By Devin Rose
Crime continues to drop in Oak Park. For the first nine months of this year, crime is down by 16 percent over the same period a year earlier. That was the report Monday evening from Police Chief Rick Tanksley when he spoke at a community forum on crime and safety at village hall. That brings crime levels to their lowest point in the past four years, said Tanksley, and it continues a long term trend that has seen crime in the village decline since its all-time peak in 1982 – 29 years ago.
But at least one resident at the forum convened by the Oak Park village board questioned the accuracy of the crime statistics being reported.
Jack Chalabian told the audience he was concerned about the numbers because they could be adjusted to make them look extraordinary.
"There's still a perception in the community that there's crime," he said. Tanksley was direct in saying there are "no games being played," when it comes to the crime stats. Tanksley presented statistics that crime was down between two and 25 percent in each of the village's eight police beats.
The sparsely attended session on Monday evening in the council chambers at village hall was the first in an occasional series of community forums being planned by the village board in an effort to hear concerns from residents.
Tanksley strongly urged residents to keep calling the police to report any activity that may seem suspicious or out of the ordinary.
Despite the positive statistics, Tanksley and a raft of other top police officials standing with him, told residents to be nosy neighbors, and always call police if they feel unsafe.
Earlier this year, a group of reformed criminals at a similar forum said nosy neighbors were the number one deterrant to crime, Tanksley said. He advised attendees to lock windows and doors, because the longer it takes to get in, the more likely the criminal will get caught. Neighbors looking out for each other goes further than adding more police officers, he said.
Village President David Pope presented crime statistics by category and compared them to county wide crime stats. While the village was about 18 percent lower in murder, more than 90 percent lower in sexual assault and about 70 percent lower in motor vehicle theft, it ranked higher for burglary and theft he said.
Chalabian, the resident who questioned the crime statistics, suggested police officers should come out in the community more often. Cook County Assistant State's Attorney David Potter said he supported the idea. Potter, who is stationed in the state's attorney's satellite office in a storefront on Chicago Avenue near Austin Blvd., said he's walked with police through the community to hear what the issues are.
He encouraged residents to let Cook County board members know the satellite office program is one they should continue to fund. It could face cuts otherwise, Potter said.
Another suggestion came from Alan Hoffstadter, who is retired. He said police could possibly involve other retired residents who are home more often than they used to be to keep an eye on the happenings in their neighborhoods.
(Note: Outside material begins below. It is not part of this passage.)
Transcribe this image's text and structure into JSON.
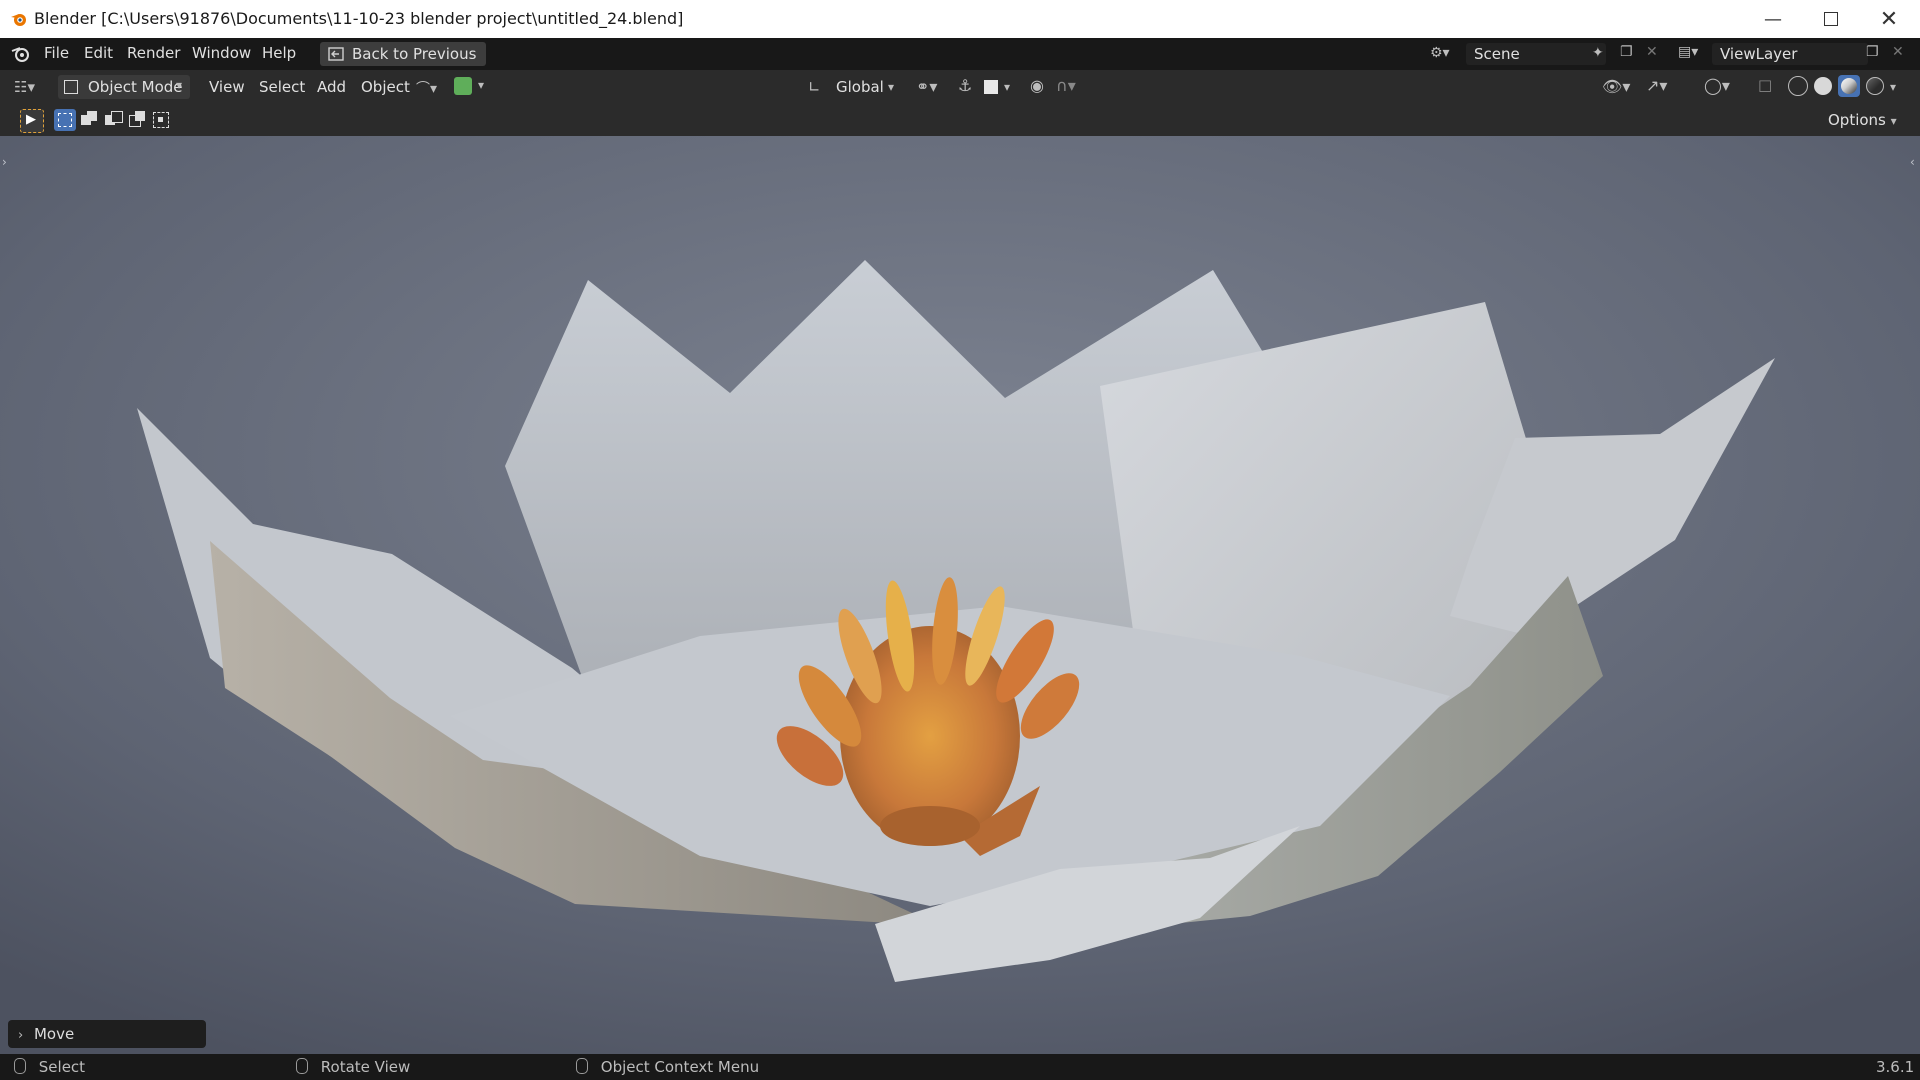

If they're able to see their neighborhood's ebb and flow, Hoffstadter said, "they'll know when something is out of the ordinary."
Village Trustee Colette Lueck gave the audience another suggestion—be loud. Lueck said she was once in Dominick's on Lake Street and realized she was without her wallet after walking a short distance. She loudly yelled that her wallet was gone, thinking that whoever took it must still be in the store. She then found it—probably dropped by the perpetrator—in the next aisle over.
To discourage crime among young people, Tanksley and resident beat officer Elizabeth Dickson talked about the importance of having positive adult influence from parents or teachers. Tanksley said this could be helpful to combat the problem of high school students selling drugs, which he said was not a recent phenomenon.
Tanksley also mentioned some new initiatives to fight crime, including the Cook County Camera Initiative, which put three cameras along the Green Line el and two on the Blue Line. The CTA also plans to put cameras on every platform and vestibule which can be monitored by police.
The Public Safety Notification System, which Tanksley said is now online, can foster communication between police departments and residents, who can be notified via email, text or voicemail when a police emergency occurs.